Insight Into Subcutaneous Adipose Tissue Disorders

NCT ID: NCT02838277

Insight Into Subcutaneous Adipose Tissue Disorders As Part of The TREAT Program (Treatment, Research, Education, Adipose Tissue) at the University of Arizona
The INSIGHT study aims to phenotype individuals with subcutaneous adipose tissue (SAT) disorders specifically lipedema and Dercum's disease with an aim to find a cure for the SAT in these disorders that is resistant to diet and exercise.
Lipedema is a syndrome of painful fatty enlargement of the buttocks, hips and thighs primarily in women which cannot be lost by diet, exercise or bariatric surgery. Arms are affected in 80% of women with lipedema to varying degrees. The etiology of lipedema is not known and there are no evidence-based treatments that work for a majority of individuals except for excision of the subcutaneous adipose tissue (SAT) by liposuction which has risks. Millions of women are affected with lipedema yet they are grossly under-diagnosed, have mobility issues and can develop lymphedema. The goal of this project is to better understand the etiology of lipedema SAT, find out how it is different from non-lipedema SAT, to improve our ability to identify the abnormal SAT and determine the response of the tissue to therapeutics by imaging and biomarkers. People with diffuse Dercum's disease (DD) appear to have lipedema plus a tissue inflammation that causes illness and pain. People with SAT disorders that have similarities to lipedema will also be included in this protocol. More research is needed to determine how these fatty disorders are similar and different from each other and from obesity so they can be distinguished clinically and by laboratory testing and imaging. Since these painful fatty disorders are associated with SAT growth, research focused on these disorders may provide unique insight into mechanisms of obesity.
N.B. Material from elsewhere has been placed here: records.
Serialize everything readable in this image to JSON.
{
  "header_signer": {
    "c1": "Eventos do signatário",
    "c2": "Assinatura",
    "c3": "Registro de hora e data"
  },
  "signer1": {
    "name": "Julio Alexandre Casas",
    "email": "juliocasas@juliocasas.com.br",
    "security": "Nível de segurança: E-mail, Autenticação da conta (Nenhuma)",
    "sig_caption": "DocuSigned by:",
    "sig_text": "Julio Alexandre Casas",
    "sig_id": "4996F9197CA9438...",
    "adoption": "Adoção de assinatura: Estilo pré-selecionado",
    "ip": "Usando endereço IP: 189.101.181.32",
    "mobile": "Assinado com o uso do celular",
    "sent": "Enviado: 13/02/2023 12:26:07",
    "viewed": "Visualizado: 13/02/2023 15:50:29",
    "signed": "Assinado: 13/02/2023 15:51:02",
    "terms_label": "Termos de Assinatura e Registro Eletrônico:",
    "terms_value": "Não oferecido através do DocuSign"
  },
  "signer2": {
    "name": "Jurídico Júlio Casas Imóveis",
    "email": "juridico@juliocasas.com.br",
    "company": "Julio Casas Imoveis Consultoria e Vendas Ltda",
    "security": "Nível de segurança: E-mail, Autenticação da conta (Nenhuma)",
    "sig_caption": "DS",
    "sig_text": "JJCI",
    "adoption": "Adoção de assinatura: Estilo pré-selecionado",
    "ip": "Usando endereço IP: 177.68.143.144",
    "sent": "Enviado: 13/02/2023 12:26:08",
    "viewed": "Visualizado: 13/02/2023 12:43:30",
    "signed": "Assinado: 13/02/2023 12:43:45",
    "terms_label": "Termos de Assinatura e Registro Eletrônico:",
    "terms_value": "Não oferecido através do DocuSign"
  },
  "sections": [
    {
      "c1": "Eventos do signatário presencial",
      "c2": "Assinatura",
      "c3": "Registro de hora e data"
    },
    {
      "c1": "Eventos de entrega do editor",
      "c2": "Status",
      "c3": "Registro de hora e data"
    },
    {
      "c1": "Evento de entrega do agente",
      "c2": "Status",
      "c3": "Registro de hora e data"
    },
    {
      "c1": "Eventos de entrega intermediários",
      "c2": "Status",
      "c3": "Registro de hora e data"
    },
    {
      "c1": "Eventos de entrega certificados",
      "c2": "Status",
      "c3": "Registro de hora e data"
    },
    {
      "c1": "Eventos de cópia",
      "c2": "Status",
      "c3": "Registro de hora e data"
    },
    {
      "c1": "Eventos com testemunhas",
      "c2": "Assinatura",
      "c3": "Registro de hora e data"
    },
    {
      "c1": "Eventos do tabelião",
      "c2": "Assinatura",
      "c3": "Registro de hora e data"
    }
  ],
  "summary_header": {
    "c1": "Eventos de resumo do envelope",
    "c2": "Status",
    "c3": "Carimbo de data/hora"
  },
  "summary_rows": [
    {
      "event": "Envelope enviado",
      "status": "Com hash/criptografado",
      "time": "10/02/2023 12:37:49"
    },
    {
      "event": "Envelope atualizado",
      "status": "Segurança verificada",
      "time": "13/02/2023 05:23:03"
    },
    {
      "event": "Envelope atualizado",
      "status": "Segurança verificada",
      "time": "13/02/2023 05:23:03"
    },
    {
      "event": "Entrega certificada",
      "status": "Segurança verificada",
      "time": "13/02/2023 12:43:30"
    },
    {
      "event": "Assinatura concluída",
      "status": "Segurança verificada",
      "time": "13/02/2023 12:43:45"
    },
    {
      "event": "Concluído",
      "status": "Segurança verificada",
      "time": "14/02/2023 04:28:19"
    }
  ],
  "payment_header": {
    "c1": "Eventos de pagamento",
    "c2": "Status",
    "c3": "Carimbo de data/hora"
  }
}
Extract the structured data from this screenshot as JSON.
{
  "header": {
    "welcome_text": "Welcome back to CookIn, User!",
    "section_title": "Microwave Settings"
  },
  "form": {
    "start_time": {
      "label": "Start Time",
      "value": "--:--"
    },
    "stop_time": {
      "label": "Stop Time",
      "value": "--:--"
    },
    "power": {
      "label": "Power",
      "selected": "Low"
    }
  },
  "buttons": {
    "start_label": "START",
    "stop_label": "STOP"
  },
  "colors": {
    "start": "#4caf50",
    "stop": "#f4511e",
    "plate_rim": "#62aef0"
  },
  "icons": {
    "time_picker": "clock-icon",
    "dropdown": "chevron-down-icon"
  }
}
Lipedema, Dercum's Disease, Familial Multiple Lipomatosis, Madelung's Disease
lymphatic vessels, leaky vessels, hypertrophic adipocyte
University of Arizona
University of Arizona, Lipedema Foundation
Last Updated
14 Jul 2016
Official Link
United States